The Transparency Agreement also commits the two parties to ensure that administrative agencies apply fair, impartial, and reasonable procedures.
The United States and Mongolia recently signed an Agreement on Transparency in Matters Related to International Trade and Investment.
The agreement, among other things, provides for the publishing of Mongolia’s laws and regulations in English, which will make it easier for U.S. and other foreign enterprises to do business and invest in Mongolia. The Transparency Agreement also commits the two parties to ensure that administrative agencies apply fair, impartial, and reasonable procedures, and that persons affected by the decisions of administrative agencies have a right to appeal those decisions. Additional commitments address how to deal with bribery and corruption.

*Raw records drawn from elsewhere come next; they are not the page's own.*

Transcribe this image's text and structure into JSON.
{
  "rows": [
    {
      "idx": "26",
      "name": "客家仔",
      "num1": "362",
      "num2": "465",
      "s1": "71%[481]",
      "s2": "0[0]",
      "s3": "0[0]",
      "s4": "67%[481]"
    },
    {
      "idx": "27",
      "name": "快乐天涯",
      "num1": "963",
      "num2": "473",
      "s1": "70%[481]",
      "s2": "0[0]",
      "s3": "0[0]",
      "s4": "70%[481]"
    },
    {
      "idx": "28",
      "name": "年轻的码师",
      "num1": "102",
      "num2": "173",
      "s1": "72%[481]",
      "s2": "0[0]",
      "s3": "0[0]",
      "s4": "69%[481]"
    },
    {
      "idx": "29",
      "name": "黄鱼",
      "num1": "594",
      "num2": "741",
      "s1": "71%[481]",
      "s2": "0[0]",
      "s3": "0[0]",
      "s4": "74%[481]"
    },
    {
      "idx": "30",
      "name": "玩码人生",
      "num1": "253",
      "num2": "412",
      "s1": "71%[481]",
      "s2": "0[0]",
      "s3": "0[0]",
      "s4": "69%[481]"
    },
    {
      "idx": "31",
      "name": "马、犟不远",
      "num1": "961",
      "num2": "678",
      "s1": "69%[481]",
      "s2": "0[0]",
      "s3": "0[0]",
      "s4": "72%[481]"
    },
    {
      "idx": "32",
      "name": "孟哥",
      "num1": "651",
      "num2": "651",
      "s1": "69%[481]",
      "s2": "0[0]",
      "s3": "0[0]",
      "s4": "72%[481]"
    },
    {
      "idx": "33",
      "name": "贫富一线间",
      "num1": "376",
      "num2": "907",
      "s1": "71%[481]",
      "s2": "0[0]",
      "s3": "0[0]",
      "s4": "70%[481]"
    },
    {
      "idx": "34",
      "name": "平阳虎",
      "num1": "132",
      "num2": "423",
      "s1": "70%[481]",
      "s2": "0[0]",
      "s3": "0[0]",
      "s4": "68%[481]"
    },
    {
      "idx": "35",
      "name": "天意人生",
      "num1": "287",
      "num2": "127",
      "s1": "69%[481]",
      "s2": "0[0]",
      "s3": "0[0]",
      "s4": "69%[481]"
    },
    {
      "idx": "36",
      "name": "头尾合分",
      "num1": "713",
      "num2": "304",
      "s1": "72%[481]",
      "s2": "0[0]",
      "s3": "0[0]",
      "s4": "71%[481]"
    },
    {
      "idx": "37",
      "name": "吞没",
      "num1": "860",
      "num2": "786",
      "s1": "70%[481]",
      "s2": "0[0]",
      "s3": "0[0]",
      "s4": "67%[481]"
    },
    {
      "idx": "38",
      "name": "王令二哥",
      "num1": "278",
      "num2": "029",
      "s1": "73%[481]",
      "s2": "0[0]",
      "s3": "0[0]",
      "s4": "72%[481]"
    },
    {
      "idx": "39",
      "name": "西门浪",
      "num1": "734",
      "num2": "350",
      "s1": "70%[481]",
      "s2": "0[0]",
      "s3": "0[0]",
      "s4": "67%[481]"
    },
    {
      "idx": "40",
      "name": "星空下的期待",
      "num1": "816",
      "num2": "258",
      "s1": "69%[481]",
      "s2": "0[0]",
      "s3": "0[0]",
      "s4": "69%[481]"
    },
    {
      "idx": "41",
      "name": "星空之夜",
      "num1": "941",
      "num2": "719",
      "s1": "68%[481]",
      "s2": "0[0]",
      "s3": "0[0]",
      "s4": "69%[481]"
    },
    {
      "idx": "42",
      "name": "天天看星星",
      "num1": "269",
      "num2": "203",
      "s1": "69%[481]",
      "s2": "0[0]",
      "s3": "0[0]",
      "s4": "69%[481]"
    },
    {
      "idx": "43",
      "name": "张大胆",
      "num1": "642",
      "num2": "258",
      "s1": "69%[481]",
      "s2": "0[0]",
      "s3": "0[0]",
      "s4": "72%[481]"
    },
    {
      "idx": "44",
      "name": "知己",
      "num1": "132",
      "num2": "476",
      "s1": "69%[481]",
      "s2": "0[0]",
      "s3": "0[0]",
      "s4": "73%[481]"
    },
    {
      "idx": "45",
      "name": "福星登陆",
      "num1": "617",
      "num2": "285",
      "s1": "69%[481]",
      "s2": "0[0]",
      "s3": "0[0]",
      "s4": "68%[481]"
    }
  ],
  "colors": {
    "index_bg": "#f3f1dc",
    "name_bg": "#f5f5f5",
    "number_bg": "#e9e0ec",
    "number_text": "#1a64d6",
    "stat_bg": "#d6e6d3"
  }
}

“This agreement represents an important milestone in the U.S.- Mongolia trade relationship,” said U.S. Trade Representative Michael Froman. Setting forth mutual commitments on transparency will help to improve and deepen the U.S.-Mongolia relationship and benefit both countries’ economies and businesses.
“Transparency,” said Ambassador Froman, “is critical to the proper and efficient functioning of the international trading system. Producers, suppliers, exporters, and investors need the predictability that comes with a clear understanding of the policies and practices that are going to be applied.”
During the signing ceremony, Ambassador Froman reiterated the importance of promoting trade cooperation through the U.S.-Mongolia Trade and Investment Framework Agreement, or TIFA. Signed in July 2004, TIFA created a United States-Mongolia Trade and Investment Council on Trade that considers a range of issues that include intellectual property rights, labor, environmental matters, non-tariff barriers, investment and transparency. Through the Council, the countries have established a dialogue to help remove impediments to trade between the U.S. and Mongolia.
The U.S.-Mongolia trade relationship has seen impressive growth over the past few years. U.S. exports to Mongolia grew from $116 million in 2010 to more than $665 million in 2012, driven in large part by U.S. supplies and services to develop Mongolia's expanding mining sector. U.S. imports from Mongolia increased from $12 million in 2010 to $42 million in 2012.
Through this new transparency agreement, the United States looks forward to deepening its economic and trade relationship with Mongolia.